can be specified for an event. The advance warning range, when the traffic light in the Olympiahalle changes from green to amber, can be configured here. The measurement frequency and thus also the traffic light control, is 1 Hz. For data archival, the average and the maximum value in a minute are stored in each case.
If there is an overload situation or a system failure, the system administrator is informed by e-mail and SMS. The measured data are stored and can, at the same time, be seen from any number of places, via internet.
After all the components and systems were installed in spring 2010, the load-monitoring system was calibrated. To do this, different loads of up to three tons were attached at different points on the gantries. It was then possible to achieve the planned measurement accuracy of 2% of the load or 100 kg for smaller loads.
Dr Schmiedmayer is confident about the system he has designed and installed. “The resolution is so good, that I can see from the measurement data when and where I was working on the lighting gantries. It only took thermal deformation of the access gantries and associated deformations in the system to bring about system-dependent variations in the measured values, with these only affecting the immediately adjoining gantries and making up less than 1% of the entire measuring span.”

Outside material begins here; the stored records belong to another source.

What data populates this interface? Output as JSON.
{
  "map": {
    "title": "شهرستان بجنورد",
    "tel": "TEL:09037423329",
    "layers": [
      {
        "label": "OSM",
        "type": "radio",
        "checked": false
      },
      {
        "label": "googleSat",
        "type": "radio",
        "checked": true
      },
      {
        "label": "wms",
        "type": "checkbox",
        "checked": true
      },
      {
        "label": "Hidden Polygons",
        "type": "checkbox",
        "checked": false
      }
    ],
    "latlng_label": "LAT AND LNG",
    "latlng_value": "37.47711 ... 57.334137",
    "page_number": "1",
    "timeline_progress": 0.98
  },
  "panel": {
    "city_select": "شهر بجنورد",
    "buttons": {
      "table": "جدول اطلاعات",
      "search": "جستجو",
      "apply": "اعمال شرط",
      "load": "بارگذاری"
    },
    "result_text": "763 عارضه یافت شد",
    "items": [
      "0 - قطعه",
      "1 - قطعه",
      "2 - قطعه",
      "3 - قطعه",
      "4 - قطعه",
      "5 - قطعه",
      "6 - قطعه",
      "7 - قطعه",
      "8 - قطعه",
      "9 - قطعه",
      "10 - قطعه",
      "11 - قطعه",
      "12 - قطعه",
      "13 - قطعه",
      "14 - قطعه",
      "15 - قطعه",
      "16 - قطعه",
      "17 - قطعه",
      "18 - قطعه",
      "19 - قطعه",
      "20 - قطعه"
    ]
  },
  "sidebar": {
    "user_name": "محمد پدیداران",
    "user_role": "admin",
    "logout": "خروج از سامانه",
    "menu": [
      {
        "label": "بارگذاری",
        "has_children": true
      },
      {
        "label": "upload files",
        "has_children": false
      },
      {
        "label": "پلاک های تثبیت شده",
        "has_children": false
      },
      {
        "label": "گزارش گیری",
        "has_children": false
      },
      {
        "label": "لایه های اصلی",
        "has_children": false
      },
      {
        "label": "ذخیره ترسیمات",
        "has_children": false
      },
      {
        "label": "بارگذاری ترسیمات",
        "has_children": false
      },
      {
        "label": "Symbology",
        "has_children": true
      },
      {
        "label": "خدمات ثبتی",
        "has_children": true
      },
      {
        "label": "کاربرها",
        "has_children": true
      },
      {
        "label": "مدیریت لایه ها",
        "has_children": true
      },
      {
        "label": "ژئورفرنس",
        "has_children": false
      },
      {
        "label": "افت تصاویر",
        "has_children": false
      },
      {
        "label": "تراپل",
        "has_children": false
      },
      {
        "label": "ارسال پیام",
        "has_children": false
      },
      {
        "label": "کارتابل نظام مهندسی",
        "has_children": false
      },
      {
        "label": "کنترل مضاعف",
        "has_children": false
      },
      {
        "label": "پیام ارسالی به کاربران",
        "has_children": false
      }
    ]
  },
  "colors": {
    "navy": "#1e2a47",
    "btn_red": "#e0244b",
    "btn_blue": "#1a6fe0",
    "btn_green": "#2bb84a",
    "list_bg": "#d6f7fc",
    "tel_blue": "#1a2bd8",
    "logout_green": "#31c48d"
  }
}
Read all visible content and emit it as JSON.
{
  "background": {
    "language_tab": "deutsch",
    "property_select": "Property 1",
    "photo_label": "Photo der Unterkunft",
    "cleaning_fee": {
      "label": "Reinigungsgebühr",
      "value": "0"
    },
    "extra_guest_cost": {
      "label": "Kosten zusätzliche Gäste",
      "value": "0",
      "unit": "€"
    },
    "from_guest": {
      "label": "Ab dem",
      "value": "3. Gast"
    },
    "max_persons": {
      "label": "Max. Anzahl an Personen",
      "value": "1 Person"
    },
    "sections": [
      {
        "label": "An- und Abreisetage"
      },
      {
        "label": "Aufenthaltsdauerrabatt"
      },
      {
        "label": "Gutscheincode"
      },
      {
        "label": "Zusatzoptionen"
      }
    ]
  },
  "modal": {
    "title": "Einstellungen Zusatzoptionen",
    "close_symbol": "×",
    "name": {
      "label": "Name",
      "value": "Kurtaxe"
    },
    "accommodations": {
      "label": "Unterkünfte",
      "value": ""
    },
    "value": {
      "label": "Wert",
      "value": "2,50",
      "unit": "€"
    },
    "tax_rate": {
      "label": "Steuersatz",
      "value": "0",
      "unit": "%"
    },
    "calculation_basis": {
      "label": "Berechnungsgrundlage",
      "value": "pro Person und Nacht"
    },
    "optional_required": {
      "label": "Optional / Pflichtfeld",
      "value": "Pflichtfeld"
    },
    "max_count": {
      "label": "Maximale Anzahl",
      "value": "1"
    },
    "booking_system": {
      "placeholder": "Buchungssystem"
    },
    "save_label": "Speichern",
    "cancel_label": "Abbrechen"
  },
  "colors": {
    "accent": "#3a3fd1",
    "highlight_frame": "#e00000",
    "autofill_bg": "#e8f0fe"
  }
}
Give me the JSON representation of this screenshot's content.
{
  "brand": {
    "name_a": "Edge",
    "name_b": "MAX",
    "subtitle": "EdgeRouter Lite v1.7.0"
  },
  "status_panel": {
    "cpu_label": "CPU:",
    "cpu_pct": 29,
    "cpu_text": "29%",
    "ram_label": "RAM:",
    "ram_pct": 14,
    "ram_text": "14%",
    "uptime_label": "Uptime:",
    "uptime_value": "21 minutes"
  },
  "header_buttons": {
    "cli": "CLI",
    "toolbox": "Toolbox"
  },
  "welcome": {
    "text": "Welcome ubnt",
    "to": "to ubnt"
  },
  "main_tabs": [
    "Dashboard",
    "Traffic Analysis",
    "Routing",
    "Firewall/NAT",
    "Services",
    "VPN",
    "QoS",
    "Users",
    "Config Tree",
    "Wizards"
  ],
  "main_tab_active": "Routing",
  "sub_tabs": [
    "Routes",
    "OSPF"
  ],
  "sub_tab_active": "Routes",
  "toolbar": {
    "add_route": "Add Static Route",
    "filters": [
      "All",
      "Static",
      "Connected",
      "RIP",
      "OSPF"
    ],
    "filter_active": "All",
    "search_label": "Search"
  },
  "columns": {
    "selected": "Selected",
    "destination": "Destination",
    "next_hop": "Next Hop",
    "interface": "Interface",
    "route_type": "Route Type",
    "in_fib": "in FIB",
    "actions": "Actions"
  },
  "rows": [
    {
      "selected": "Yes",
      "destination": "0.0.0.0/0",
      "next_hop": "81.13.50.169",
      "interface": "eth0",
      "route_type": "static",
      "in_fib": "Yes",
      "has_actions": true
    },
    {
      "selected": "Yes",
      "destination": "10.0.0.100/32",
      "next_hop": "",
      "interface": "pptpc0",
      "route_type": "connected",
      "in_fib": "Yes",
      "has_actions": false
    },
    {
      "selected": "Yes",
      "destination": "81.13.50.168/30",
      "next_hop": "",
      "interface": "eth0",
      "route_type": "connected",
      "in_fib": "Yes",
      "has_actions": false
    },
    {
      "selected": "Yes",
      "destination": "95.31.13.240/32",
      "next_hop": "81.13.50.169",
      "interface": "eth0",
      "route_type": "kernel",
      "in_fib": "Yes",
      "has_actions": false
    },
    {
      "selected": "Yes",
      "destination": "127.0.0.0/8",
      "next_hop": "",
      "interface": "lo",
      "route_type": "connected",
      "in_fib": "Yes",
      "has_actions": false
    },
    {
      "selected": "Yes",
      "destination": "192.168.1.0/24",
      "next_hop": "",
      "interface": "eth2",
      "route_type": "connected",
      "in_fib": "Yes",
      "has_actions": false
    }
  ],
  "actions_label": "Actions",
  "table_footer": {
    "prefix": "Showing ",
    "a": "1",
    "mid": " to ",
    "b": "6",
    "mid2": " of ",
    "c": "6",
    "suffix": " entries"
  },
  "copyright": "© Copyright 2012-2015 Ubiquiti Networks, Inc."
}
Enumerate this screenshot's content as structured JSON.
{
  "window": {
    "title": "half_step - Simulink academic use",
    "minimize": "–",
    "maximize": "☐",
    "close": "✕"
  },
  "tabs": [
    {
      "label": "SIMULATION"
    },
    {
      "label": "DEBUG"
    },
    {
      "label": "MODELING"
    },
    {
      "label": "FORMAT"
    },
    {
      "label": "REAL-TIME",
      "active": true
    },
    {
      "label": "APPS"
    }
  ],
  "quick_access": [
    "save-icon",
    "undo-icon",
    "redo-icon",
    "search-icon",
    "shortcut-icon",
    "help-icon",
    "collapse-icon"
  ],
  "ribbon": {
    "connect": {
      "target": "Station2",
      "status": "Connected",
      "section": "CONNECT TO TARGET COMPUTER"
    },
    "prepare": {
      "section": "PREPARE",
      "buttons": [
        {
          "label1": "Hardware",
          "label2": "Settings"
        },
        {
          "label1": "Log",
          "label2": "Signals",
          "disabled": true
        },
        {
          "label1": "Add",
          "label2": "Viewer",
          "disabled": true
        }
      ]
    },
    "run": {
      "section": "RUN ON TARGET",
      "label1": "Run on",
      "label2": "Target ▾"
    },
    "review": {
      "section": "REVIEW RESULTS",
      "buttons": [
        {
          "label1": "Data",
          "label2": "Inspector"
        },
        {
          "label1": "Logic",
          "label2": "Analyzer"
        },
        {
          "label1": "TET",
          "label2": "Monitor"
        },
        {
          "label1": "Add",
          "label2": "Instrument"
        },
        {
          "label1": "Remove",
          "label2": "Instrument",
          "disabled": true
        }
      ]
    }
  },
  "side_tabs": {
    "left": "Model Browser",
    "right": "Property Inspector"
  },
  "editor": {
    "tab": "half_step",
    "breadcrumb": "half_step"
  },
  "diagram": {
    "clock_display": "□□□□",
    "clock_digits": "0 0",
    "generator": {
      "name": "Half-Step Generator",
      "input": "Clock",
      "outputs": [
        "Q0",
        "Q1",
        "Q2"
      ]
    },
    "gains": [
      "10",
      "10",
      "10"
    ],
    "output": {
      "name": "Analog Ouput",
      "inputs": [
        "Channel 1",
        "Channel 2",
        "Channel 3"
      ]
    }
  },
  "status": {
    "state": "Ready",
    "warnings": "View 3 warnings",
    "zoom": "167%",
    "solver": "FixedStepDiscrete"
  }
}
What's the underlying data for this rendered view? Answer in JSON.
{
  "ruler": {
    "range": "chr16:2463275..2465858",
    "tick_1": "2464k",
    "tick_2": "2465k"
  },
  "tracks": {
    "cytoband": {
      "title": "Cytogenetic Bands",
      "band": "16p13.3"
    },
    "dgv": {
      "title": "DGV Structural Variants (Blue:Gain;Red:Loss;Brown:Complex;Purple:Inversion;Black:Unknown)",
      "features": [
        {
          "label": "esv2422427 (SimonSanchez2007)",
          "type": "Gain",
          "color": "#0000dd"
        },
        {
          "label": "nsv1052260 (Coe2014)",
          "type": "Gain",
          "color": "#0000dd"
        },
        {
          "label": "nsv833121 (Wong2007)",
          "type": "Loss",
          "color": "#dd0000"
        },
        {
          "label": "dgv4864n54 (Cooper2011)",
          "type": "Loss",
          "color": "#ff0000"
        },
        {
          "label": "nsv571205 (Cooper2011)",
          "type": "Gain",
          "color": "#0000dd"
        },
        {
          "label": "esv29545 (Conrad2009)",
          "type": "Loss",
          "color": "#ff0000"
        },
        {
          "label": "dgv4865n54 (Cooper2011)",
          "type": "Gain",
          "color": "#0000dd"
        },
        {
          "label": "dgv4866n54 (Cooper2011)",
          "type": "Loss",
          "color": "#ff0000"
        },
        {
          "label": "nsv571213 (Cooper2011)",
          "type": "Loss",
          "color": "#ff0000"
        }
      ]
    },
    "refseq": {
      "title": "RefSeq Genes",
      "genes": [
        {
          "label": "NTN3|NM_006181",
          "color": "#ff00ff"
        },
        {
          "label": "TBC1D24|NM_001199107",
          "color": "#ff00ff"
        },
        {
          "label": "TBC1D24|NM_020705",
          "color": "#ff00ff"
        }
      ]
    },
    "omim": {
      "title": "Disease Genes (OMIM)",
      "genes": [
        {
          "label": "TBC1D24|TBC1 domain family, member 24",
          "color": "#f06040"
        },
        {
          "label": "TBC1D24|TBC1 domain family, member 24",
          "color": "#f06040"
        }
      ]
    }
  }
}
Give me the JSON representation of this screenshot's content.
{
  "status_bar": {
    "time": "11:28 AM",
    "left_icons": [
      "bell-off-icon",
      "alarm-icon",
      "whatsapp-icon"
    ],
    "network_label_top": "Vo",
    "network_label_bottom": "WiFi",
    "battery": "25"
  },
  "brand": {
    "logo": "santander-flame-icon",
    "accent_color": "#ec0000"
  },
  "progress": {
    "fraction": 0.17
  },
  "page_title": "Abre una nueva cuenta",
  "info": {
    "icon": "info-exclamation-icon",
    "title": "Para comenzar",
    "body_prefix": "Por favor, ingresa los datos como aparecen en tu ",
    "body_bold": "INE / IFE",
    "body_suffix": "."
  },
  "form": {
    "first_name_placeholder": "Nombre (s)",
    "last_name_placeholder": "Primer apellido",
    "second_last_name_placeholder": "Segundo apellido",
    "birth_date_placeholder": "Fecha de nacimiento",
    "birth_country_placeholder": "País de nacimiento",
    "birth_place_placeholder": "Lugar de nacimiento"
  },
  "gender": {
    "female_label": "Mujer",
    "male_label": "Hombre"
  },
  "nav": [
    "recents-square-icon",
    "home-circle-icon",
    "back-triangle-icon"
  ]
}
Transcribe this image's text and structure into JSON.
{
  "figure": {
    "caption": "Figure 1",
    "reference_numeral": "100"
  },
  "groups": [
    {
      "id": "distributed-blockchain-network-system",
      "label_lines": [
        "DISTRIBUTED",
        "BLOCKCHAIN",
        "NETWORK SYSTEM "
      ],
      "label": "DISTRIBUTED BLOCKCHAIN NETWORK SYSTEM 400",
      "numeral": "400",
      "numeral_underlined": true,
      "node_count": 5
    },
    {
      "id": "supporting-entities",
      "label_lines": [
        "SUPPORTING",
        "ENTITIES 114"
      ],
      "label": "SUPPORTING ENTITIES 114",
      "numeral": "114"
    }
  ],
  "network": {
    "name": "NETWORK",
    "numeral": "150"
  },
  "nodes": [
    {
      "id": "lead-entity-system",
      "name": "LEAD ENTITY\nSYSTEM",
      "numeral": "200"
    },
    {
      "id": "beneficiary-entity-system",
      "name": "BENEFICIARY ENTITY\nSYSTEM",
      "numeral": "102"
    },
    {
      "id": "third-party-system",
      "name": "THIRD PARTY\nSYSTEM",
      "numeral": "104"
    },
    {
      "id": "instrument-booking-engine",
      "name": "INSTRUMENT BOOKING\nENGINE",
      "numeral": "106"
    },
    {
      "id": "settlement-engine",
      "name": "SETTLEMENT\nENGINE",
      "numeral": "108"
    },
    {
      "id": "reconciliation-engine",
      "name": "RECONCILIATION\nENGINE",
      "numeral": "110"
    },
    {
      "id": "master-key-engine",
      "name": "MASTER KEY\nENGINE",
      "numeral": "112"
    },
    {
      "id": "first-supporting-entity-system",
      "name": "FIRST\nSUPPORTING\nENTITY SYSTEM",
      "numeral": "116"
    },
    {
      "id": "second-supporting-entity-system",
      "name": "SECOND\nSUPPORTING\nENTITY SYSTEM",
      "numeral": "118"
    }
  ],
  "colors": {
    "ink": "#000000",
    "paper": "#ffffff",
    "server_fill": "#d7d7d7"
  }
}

The precision and reliability of the measurement technology components from HBM play a major part in this. The engineer had come to know and appreciate this from time spent at the Munich University of Technology. “The good advice that I get from HBM, and the metrological know-how of their employees, also make me feel that I am in good hands”, is how he sums up his experience.
As far as the Olympiahalle arena is concerned, the load monitoring system has now become an advantage for the location. Some concert promoters are tending to start major concert tours in Munich. If the lighting technology has complied with the strict system in Munich, other hall operators can obviously rely on the information provided by the concert promoter.